(Supplied information begins)
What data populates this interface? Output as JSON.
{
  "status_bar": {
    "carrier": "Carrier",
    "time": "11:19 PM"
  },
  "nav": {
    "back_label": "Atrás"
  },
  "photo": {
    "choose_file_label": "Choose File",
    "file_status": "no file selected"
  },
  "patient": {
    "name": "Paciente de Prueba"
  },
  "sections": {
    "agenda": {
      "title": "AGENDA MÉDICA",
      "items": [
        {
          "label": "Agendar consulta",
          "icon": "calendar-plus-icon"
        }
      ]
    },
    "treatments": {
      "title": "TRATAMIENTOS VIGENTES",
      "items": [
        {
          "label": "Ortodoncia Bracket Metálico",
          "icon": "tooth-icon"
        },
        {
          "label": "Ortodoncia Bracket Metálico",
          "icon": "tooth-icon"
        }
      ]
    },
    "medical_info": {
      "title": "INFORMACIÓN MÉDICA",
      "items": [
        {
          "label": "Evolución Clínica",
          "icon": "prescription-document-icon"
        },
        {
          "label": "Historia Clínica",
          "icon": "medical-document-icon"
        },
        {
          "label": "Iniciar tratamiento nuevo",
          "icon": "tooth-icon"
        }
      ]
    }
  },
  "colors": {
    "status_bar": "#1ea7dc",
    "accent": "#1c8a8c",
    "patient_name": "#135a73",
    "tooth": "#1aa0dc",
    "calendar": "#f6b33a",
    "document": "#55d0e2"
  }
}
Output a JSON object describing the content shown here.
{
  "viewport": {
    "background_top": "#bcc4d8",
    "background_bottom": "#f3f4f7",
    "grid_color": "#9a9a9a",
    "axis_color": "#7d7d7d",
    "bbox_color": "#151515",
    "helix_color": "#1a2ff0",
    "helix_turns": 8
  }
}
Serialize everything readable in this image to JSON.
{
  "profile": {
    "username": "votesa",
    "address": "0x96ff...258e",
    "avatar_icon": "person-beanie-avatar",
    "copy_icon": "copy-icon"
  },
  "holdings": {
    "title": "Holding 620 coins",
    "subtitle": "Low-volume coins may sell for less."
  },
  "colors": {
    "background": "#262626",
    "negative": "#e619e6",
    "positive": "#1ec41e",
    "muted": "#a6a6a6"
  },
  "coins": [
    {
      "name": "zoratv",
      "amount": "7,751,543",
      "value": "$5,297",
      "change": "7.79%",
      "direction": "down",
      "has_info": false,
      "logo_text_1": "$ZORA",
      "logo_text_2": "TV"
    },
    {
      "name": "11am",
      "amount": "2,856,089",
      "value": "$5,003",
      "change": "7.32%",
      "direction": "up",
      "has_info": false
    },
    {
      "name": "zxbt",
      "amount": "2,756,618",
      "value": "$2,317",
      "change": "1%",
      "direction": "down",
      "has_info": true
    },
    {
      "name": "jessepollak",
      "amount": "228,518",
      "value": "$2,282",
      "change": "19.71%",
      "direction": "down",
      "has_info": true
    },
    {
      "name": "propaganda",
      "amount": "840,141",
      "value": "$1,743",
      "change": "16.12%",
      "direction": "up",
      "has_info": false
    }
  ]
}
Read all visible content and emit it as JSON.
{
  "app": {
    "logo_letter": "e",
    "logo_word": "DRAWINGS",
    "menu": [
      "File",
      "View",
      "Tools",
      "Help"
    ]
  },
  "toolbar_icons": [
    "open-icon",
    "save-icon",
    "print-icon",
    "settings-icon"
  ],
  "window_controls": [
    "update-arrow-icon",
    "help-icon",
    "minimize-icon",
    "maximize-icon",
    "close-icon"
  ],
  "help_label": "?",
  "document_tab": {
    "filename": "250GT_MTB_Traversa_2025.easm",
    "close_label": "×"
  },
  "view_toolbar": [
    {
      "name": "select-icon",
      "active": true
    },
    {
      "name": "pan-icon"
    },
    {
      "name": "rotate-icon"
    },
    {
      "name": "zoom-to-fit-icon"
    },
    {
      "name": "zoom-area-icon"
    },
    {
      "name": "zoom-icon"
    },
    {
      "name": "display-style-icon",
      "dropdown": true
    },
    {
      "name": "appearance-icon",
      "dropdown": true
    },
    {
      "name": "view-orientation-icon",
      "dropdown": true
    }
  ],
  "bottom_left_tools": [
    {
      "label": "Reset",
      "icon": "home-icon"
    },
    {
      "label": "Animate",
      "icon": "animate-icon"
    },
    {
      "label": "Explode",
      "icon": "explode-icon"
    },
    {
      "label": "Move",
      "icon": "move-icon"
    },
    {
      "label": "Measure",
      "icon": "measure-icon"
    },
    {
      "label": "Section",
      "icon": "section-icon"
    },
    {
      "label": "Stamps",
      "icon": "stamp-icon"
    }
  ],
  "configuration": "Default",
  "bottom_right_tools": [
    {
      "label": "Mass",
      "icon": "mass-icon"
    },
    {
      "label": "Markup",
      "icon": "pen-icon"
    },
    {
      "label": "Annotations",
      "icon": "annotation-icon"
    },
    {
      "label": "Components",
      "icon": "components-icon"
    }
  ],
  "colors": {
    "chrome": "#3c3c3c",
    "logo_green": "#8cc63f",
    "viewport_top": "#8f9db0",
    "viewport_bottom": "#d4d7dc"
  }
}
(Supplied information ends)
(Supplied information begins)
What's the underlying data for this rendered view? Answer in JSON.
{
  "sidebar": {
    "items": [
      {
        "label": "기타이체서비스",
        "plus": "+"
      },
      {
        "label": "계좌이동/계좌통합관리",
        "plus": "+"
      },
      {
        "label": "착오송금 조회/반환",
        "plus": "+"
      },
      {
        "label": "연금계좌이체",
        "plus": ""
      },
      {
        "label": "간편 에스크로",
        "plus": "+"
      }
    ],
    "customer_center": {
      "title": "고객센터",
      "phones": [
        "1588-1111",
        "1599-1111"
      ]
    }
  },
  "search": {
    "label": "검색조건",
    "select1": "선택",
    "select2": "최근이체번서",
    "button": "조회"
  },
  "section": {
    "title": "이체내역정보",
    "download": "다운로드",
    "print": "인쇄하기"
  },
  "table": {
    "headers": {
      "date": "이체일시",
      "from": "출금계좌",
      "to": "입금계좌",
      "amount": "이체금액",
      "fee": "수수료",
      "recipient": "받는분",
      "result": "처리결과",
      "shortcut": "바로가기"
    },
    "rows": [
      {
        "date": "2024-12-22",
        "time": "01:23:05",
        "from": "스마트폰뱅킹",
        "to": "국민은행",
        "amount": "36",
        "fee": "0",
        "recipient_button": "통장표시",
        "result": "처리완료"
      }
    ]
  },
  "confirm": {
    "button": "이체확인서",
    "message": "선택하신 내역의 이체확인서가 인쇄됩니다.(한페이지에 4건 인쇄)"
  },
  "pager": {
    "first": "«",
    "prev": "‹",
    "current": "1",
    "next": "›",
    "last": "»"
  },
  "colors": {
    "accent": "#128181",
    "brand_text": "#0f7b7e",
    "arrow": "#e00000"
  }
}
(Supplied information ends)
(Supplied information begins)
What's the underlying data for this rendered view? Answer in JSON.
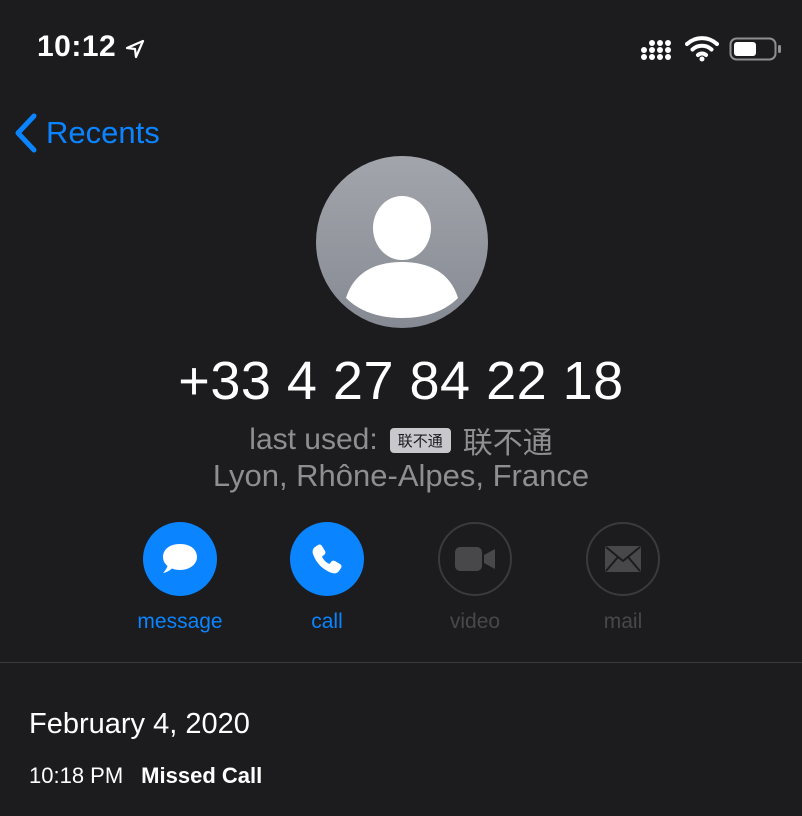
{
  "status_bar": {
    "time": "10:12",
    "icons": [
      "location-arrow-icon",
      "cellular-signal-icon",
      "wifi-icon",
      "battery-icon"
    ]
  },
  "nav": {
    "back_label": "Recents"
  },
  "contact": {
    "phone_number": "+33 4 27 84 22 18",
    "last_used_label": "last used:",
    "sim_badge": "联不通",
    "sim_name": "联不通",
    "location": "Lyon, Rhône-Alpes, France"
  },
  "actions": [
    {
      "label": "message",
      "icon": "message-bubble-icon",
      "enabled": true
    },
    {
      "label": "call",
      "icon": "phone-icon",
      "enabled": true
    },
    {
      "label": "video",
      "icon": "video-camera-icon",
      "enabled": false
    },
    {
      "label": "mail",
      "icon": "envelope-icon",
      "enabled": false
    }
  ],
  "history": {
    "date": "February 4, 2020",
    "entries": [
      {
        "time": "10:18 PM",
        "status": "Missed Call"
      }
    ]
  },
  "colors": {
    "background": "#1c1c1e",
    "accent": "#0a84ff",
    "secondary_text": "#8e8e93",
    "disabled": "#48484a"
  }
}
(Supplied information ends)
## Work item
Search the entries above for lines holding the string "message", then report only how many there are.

## Response box
3